The first is a series of disrupted and augmented flat screen televisions. The LCD displays found within, similar to the epidermal and dermal strata of skin, are layers of extremely thin films that can be peeled apart and removed. Without them, the television is just a grid of lights in a plastic vessel. If moving images are to be viewed as intended, their information must first go through these diffusion and prism films, then the LCD screen itself. Surprisingly, when these films are removed, the LCD display still functions, albeit with different results: “white” information is invisible, and the viewer sees nothing but the lighting grid, but “black” and color images can still be read. In Untitled (2016), for example, Tonsfeldt excised the interior films and glued several items to its grid, including dried vegetation and pieces of clothing. Over this backdrop a video of a pulsating flashlight appears within a floating black animation. The viewer’s attention is thrust from the video to the very mechanisms that enable its legibility, to the familiarity of the objects and back again. The work’s effect, almost respiratory, is utterly hypnotic.
The second is a series of cast hydrocal works that are a seamless fusion of frame and receptacle. Their internal compositions are an admixture of fragmented objects and imagery problematized by the application of the extracted television prism films. The films have a polarized lens effect, obscuring what lies behind them when viewing the work frontally, coming into clearer focus when the viewer moves to either side. Despite this connection between viewer and object, the prism film barrier renders the underlying imagery unattainable, perpetually mediating the viewer’s direct engagement with it, culminating in an entanglement of desire and frustration.
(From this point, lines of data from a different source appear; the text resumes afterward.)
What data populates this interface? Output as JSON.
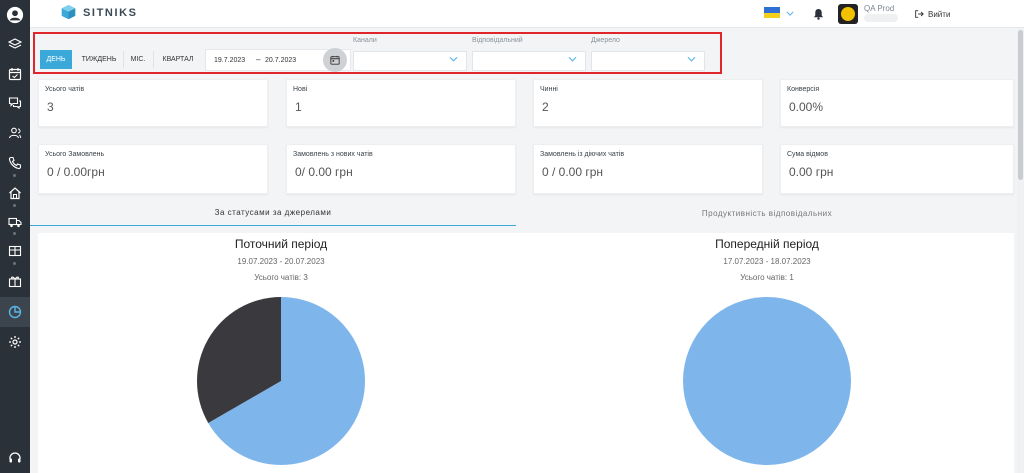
{
  "app": {
    "logo_text": "SITNIKS"
  },
  "header": {
    "user_name": "QA Prod",
    "logout_label": "Вийти"
  },
  "filters": {
    "periods": [
      "ДЕНЬ",
      "ТИЖДЕНЬ",
      "МІС.",
      "КВАРТАЛ"
    ],
    "active_period": "ДЕНЬ",
    "date_from": "19.7.2023",
    "date_sep": "–",
    "date_to": "20.7.2023",
    "channels_label": "Канали",
    "responsible_label": "Відповідальний",
    "source_label": "Джерело"
  },
  "stats": [
    {
      "label": "Усього чатів",
      "value": "3"
    },
    {
      "label": "Нові",
      "value": "1"
    },
    {
      "label": "Чинні",
      "value": "2"
    },
    {
      "label": "Конверсія",
      "value": "0.00%"
    },
    {
      "label": "Усього Замовлень",
      "value": "0 / 0.00грн"
    },
    {
      "label": "Замовлень з нових чатів",
      "value": "0/ 0.00 грн"
    },
    {
      "label": "Замовлень із діючих чатів",
      "value": "0 / 0.00 грн"
    },
    {
      "label": "Сума відмов",
      "value": "0.00 грн"
    }
  ],
  "tabs": [
    {
      "label": "За статусами за джерелами",
      "active": true
    },
    {
      "label": "Продуктивність відповідальних",
      "active": false
    }
  ],
  "current": {
    "title": "Поточний період",
    "range": "19.07.2023 - 20.07.2023",
    "count": "Усього чатів: 3"
  },
  "previous": {
    "title": "Попередній період",
    "range": "17.07.2023 - 18.07.2023",
    "count": "Усього чатів: 1"
  },
  "chart_data": [
    {
      "type": "pie",
      "title": "Поточний період",
      "values": [
        2,
        1
      ],
      "colors": [
        "#7eb6ec",
        "#3a3a3e"
      ]
    },
    {
      "type": "pie",
      "title": "Попередній період",
      "values": [
        1
      ],
      "colors": [
        "#7eb6ec"
      ]
    }
  ],
  "colors": {
    "accent": "#3aa8d8",
    "sidebar": "#2b3138",
    "highlight": "#e0262a"
  }
}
In the press release for “Adrenaline” Tonsfeldt states, “Familiarity becomes something slippery in the timespan of making a picture. The tenderness felt toward a loved one can emerge like a program between you and the camera, a machine-body behavior ready to play itself out in situations untethered from its source.” Indeed, Tonsfeldt’s work has the familiar at its core: forever processing it, abstracting it, pulling it apart, and pushing it into other registers, while never letting it go.
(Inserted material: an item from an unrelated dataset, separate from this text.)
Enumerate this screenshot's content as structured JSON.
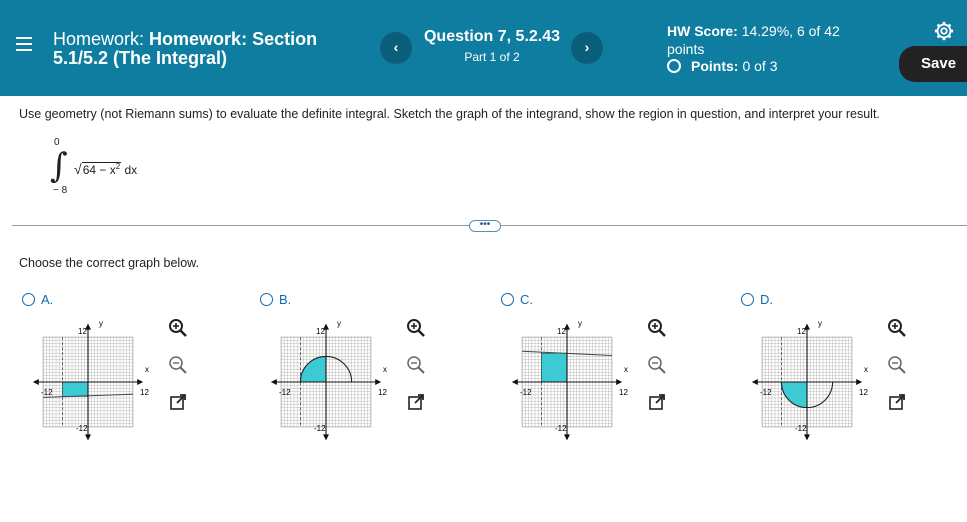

1 Howard Singerman, Art History, After Sherrie Levine (Berkeley: The University of California Press, 2012), p. 60.
2 George Baker, “The Black Mirror,” October, No. 158 (Fall 2016), p. 35.
3 Vilém Flusser, Towards a Philosophy of Photography (London: Reaktion, 2000), p. 27.
4 Laura Glitsos, “Screen as Skin: The Somatechnics of Touchscreen Music Media,” Somatechnics, vol. 7, no. 1, pp. 142–165.